*About this exercise*
Each line of the data holding "description" should be found and copied.

*Items from an interface collection*
*** Begin section ***

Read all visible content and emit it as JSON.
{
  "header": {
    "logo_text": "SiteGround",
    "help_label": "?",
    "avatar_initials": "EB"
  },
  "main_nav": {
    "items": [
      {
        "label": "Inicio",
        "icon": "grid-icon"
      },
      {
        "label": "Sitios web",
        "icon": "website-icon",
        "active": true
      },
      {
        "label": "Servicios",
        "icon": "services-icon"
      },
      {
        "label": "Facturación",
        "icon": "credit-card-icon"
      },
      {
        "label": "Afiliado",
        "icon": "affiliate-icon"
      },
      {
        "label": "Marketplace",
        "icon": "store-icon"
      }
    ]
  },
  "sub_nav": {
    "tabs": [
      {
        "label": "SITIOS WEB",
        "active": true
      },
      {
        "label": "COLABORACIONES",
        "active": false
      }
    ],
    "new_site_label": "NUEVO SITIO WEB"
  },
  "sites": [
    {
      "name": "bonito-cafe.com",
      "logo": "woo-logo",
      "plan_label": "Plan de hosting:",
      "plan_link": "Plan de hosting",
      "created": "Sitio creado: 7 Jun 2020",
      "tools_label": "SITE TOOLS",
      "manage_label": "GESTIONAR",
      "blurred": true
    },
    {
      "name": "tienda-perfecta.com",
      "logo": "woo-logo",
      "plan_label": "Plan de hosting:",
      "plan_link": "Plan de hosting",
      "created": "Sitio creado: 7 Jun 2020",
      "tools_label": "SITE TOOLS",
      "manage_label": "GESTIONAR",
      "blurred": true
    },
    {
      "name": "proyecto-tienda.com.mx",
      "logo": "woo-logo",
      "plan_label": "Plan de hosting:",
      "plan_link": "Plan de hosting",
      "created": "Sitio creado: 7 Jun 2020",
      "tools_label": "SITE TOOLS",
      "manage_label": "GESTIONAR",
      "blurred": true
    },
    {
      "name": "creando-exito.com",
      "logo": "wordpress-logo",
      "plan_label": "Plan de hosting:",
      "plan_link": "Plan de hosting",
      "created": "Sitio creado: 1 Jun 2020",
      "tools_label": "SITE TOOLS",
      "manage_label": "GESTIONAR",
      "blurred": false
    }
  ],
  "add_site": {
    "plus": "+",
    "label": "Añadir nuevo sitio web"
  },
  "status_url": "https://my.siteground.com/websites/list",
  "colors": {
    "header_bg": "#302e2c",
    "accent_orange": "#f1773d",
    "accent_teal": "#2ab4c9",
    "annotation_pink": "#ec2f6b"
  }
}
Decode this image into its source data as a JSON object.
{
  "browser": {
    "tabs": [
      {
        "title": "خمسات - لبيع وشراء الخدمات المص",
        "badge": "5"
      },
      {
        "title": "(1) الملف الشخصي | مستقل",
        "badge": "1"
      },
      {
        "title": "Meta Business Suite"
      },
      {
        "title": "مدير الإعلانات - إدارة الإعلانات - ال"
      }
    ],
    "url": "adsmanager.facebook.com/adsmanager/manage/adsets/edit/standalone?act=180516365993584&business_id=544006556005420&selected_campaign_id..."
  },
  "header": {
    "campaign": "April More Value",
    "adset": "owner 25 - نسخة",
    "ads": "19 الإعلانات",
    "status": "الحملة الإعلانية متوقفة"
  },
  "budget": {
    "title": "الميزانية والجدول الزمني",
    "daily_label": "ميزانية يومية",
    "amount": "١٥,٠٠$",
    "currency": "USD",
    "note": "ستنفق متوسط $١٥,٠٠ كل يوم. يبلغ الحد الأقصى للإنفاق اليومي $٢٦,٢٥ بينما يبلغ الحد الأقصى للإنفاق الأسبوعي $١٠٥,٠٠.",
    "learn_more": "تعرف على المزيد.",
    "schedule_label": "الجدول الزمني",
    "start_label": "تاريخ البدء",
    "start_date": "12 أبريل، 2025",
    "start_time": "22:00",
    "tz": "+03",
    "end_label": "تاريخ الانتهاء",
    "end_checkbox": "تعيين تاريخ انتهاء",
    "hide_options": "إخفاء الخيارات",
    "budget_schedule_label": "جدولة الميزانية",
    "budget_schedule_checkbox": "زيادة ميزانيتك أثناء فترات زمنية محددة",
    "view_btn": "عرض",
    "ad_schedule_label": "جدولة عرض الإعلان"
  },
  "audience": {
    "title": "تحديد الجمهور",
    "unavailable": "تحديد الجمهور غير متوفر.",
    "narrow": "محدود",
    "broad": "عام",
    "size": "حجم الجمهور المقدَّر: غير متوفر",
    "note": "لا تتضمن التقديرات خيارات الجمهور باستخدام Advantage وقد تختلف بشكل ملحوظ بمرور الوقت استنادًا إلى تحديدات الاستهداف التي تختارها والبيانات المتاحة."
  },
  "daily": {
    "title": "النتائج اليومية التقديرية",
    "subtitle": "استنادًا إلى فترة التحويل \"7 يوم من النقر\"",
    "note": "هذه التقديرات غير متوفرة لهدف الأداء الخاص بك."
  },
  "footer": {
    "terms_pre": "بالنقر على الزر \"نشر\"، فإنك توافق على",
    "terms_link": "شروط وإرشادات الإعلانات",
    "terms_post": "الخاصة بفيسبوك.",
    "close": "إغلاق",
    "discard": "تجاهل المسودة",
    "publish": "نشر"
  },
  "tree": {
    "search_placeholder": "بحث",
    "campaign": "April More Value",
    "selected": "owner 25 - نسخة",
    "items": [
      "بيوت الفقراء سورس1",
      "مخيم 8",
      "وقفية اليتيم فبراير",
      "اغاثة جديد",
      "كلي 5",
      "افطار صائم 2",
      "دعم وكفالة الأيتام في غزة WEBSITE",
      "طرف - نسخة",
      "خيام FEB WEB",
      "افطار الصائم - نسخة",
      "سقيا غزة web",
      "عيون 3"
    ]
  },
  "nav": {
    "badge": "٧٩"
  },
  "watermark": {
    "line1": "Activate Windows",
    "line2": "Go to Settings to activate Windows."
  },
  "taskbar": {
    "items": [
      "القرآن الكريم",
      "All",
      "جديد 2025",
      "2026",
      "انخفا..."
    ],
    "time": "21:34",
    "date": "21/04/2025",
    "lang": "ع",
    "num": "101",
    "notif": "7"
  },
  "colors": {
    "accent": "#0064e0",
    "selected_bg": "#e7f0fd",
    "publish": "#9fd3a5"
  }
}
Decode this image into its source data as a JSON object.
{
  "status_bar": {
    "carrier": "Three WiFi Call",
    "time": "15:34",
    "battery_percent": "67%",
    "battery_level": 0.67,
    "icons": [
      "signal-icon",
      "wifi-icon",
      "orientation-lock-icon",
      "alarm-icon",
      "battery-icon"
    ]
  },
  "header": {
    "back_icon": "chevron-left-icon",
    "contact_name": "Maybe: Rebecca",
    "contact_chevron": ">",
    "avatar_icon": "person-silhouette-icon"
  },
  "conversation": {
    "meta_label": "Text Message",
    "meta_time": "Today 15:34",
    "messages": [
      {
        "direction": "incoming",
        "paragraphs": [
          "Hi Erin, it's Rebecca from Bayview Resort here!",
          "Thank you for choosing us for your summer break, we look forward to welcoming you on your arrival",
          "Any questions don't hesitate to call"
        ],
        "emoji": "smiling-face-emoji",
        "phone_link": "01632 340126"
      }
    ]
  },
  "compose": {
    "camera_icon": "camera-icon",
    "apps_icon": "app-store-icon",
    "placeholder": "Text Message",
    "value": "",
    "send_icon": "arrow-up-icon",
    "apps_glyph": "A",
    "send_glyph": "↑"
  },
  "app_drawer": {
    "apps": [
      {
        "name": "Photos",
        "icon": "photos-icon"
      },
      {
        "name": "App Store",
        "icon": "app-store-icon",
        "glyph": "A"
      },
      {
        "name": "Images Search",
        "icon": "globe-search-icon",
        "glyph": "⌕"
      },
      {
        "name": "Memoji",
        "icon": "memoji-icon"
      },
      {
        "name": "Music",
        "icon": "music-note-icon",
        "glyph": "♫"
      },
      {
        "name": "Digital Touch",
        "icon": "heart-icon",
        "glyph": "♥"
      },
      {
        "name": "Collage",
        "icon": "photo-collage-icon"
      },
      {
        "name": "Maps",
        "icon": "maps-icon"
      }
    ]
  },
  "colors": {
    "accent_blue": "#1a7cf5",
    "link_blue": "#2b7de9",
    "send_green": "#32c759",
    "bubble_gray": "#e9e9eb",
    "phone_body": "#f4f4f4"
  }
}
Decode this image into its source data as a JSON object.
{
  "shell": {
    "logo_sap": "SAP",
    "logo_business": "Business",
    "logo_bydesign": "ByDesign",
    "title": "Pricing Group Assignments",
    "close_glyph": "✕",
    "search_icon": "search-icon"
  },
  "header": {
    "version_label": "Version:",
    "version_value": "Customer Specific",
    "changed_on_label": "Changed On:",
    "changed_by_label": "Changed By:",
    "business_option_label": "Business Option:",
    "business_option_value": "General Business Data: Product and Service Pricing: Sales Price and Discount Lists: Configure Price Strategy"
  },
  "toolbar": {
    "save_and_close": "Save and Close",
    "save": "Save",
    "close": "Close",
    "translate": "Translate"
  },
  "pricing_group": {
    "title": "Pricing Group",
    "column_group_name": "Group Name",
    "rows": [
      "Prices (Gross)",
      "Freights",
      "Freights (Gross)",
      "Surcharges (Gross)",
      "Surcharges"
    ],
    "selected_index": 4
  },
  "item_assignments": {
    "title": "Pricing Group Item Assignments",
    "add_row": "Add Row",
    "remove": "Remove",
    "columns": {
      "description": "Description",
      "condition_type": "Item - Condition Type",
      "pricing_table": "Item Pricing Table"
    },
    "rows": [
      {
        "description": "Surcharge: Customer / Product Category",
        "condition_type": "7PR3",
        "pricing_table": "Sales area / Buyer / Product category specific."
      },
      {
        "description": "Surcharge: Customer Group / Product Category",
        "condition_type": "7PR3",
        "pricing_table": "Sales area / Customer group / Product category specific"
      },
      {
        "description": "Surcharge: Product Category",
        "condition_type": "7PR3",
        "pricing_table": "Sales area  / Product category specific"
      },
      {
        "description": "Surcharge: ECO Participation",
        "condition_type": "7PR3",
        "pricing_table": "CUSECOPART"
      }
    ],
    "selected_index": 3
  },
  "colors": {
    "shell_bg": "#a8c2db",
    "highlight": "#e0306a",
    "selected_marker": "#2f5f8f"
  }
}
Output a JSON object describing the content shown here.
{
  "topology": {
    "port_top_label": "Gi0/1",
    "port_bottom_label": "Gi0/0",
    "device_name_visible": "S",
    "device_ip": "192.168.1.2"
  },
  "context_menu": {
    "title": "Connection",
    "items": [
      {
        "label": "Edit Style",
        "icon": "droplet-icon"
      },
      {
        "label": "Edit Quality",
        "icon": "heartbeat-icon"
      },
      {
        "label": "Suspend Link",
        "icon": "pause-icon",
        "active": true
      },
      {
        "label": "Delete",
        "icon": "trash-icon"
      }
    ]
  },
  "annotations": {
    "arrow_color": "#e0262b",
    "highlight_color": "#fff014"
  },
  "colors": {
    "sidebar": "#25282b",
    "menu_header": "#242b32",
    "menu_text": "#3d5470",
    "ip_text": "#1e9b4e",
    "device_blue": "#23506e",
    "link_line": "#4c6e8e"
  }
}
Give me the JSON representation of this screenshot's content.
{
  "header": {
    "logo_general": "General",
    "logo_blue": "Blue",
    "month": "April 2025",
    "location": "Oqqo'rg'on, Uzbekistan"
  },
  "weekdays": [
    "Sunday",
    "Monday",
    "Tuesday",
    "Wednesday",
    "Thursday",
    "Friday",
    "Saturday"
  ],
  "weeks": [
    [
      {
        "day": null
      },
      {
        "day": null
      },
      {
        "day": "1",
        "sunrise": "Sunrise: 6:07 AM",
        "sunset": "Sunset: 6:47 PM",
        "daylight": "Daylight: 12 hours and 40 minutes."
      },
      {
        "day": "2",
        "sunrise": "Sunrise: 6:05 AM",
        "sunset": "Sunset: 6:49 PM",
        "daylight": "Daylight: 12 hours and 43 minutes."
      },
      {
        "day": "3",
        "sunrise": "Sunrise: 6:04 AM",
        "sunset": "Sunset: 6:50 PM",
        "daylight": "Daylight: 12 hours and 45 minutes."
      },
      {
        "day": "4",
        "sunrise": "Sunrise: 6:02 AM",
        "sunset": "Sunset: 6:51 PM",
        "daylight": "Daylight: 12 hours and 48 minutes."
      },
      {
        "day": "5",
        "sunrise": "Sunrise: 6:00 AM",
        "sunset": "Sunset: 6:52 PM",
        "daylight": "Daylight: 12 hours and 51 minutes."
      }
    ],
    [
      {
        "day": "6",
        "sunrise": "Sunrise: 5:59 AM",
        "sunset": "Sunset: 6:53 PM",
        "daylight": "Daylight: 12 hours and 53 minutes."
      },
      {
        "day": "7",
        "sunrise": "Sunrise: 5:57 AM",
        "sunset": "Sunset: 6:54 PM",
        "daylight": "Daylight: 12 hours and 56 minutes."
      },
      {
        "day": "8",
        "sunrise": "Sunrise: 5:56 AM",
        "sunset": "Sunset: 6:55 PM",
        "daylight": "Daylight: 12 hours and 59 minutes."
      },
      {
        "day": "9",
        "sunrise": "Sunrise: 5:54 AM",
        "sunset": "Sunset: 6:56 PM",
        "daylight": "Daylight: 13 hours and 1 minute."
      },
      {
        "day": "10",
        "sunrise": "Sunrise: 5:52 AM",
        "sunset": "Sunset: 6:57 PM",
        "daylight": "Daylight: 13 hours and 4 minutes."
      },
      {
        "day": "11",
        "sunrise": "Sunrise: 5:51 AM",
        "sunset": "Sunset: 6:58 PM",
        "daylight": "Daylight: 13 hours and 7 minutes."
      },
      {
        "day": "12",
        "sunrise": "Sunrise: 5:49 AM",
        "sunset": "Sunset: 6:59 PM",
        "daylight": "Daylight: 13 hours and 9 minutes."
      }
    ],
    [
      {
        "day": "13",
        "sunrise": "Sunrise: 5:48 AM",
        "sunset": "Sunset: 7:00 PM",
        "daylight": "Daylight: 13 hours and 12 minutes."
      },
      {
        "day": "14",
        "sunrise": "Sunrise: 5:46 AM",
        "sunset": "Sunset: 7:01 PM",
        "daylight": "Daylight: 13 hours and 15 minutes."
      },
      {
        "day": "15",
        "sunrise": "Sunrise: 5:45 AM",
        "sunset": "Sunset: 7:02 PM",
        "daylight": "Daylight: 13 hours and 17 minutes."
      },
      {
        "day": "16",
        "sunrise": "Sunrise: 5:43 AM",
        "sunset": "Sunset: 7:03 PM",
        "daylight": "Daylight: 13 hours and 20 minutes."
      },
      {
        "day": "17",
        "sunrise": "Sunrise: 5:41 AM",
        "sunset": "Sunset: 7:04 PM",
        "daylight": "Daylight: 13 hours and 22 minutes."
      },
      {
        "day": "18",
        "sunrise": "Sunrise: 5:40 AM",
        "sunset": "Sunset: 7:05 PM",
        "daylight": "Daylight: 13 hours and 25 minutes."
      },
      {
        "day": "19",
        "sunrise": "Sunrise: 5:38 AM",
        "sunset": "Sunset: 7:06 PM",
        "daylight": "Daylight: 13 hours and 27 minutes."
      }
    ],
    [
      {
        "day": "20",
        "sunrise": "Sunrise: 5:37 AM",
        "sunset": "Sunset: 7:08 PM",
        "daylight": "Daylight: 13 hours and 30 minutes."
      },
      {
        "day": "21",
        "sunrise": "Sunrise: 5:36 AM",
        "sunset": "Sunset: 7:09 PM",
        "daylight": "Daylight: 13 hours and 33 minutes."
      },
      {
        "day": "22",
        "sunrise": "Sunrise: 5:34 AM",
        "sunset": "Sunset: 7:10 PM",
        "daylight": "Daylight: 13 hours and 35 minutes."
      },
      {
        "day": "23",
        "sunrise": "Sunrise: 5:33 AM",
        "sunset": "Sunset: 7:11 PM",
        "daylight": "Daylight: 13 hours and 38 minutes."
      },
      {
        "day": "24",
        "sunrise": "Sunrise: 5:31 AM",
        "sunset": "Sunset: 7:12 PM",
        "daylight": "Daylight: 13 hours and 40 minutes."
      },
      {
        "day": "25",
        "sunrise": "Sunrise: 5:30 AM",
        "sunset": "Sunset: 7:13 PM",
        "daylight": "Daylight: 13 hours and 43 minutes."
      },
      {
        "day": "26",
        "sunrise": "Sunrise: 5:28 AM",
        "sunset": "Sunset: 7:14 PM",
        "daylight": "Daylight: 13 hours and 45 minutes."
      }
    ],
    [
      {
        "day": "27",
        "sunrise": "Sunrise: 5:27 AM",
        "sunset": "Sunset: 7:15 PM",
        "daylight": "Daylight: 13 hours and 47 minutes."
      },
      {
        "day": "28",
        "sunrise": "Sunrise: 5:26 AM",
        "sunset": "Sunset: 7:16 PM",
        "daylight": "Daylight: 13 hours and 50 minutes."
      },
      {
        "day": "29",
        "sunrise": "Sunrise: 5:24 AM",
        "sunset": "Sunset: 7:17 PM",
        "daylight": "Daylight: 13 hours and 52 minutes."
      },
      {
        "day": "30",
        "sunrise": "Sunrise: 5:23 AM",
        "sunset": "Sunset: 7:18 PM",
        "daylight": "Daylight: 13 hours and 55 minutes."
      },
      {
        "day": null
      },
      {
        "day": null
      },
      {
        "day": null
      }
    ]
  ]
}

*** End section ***

*Result for this task*
      "description": "Description",
        "description": "Surcharge: Customer / Product Category",
        "description": "Surcharge: Customer Group / Product Category",
        "description": "Surcharge: Product Category",
        "description": "Surcharge: ECO Participation",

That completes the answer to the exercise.